The goal of this project was to design a site that appeals to both designers and developers and to build authority so that future blog posts and tutorials could rank well and generate significant search traffic. 100% natural SEO was the name of the game with this project and we were able to generate quite a bit of traffic in only a few short months.
WordPress Hacker is a blog and tutorial site designed around the WordPress blogging platform and geared toward teaching website owners and bloggers with limited experience how to customize the software.
Competition would be fierce; there already existed a wide variety of competing WordPress tutorial sites out there and we needed to make this one stand out from the pack somehow.
The plan was to tightly target the two demographics that would be most interested in the site and its content: designers and developers. Therefore we had to come up with an eye-catching design that would please the creative designers, while at the same time present the information in a structured, organized fashion that would appeal to the analytical developers.
We also had to figure out a way to provide something to the public that would help the site build the traffic, links, and search engine authority that would ultimately get the site found by readers.
We did quite a bit of due diligence for this project, researching the hundreds of other WordPress tutorial sites on the web and developing an idea of how we could set WordPress Hacker apart. We also needed to know how stiff the competition was and how difficult it was going to be to rank well and draw in traffic to the site.
We conducted a number of different keyword analyses and created several different potential design mockups during the planning phase to help flesh out a concrete plan of attack.
Our due diligence lead us to the newly opened WordPress theme repository and the idea that we could perhaps create a new, freely available WordPress theme and take advantage of the newly opened repository to help with the theme’s distribution. A credit link in the footer would drive traffic to the site and further theme downloads.
Since WordPress Hacker was going to be competing against a number of well-entrenched mainstays we made sure the code was as clean and well-structured as it could be. Clean code has the added benefit of reducing maintenance costs over time.
The design went through a number of iterations to get to a final product. Instead of just a blog, we decided to separate the site into two major sections, a blog and a tutorials section. The blog would serve as a general sounding-off board for various posts, while the tutorials section would serve as the hub for the longer, more detailed how-tos found on the site.

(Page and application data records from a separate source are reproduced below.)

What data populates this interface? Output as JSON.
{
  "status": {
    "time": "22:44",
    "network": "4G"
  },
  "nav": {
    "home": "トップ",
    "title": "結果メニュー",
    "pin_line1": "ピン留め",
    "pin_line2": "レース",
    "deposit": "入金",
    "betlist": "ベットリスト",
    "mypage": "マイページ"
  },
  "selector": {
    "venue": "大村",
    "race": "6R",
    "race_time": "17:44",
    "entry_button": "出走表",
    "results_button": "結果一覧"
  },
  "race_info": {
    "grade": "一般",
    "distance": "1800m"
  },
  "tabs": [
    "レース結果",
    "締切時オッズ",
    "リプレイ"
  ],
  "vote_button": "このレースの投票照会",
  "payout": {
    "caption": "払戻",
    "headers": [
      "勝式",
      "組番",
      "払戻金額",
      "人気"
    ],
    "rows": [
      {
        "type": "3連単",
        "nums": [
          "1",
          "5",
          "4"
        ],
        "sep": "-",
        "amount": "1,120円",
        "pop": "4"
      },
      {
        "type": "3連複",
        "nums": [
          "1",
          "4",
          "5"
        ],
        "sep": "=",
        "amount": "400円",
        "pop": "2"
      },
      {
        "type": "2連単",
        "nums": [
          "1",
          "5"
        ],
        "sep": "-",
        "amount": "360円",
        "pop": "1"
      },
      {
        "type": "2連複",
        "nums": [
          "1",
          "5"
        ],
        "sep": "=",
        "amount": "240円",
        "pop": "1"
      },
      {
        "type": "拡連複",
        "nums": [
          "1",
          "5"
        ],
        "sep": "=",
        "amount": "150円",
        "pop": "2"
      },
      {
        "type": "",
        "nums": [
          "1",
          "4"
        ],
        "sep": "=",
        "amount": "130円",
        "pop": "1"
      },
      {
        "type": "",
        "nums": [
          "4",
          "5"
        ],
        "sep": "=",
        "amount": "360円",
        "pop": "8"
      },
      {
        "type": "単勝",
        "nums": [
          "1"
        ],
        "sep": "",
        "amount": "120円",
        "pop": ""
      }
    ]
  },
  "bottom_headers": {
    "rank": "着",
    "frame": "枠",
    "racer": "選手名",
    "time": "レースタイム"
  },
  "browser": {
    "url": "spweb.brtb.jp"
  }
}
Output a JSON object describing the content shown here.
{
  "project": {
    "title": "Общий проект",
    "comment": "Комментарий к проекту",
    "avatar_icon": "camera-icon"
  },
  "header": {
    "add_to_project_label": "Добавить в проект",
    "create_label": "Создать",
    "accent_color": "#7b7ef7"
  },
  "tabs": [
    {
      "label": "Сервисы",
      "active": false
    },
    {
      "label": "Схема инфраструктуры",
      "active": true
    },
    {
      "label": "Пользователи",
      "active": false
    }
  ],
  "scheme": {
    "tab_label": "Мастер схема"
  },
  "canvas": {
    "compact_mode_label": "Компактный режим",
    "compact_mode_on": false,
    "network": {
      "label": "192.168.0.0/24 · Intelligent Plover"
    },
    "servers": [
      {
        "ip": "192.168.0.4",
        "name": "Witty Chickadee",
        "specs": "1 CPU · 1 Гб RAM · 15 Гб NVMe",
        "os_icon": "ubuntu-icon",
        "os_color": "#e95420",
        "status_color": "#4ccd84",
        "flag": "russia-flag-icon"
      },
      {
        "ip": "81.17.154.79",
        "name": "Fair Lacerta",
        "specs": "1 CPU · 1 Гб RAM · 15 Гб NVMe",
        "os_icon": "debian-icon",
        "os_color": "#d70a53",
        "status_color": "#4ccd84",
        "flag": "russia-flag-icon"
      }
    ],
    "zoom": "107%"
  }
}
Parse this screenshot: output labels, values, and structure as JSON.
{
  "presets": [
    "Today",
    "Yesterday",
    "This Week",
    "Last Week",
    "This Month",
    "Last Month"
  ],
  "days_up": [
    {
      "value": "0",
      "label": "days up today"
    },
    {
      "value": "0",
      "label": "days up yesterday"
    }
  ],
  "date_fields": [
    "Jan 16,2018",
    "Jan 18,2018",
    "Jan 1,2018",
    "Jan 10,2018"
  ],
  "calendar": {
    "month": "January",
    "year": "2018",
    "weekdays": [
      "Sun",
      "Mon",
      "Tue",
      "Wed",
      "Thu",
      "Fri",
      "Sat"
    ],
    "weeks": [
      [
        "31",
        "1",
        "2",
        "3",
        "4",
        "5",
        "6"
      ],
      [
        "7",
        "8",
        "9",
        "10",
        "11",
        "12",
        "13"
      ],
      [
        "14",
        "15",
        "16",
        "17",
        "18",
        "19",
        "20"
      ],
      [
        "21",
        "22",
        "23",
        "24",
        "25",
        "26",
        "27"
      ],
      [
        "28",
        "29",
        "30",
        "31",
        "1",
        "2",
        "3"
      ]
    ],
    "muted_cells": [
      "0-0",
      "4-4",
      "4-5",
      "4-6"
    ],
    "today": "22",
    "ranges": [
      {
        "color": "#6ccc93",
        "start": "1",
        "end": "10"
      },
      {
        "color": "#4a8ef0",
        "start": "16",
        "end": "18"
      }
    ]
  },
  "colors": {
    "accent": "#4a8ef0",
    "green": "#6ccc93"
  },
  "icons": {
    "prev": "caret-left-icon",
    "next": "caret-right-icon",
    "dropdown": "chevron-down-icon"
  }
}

This seemed to serve the site perfectly as blog posts could be published on a regular basis without too much effort, and remain separate from the longer, detailed tutorials that took a number of hours to write and edit.
Zero to Hero in Only 8 Months
Part of the mass appeal of WordPress is that a blogger can install it fairly quickly and install one of the thousands of freely available themes (designs distributed by other people), which are developed to be pretty much plug-and-play. The result is the single most successful blogging platform in existence, used by companies like The New York Times, CNN.com, and The Wall Street Journal, to name just a few.
During the due diligence stage, we discovered WordPress.org was relaunching its long since neglected theme repository as a central hub for theme distribution. We thought developing a freely available theme for this repository was a perfect way to spread the word about the new site.
The plan worked. In just 8 months, our various marketing methods were able to drive traffic and generate newsletter subscribers. The site has already been mentioned on thousands of different websites, including the wildely popular Smashing Magazine, and it’s momentum is building.
The most recent PageRank update saw the site reach PR6, higher than the majority of the competition we researched during the due diligence phase.
It’s important to note, however, that all of this was well within the bounds of what the search engines consider ethical SEO, and a large reason the WordPress theme saw so much distribution was because of the painstaking attention to detail in its development and the support forum where users could get help on any topic related to the theme, something most free themes don’t offer.
Also, early submission to the newly launched theme repository at WordPress.org got the distribution started strong with nearly 2,000 downloads in the first week alone and well over 20,000 downloads and climbing as of the time of this writing.
WordPress is a fun platform to work with and this was a great project that tested our design skills. We’ve been incredibly pleased with the project’s success to date and look forward to continuing work with it.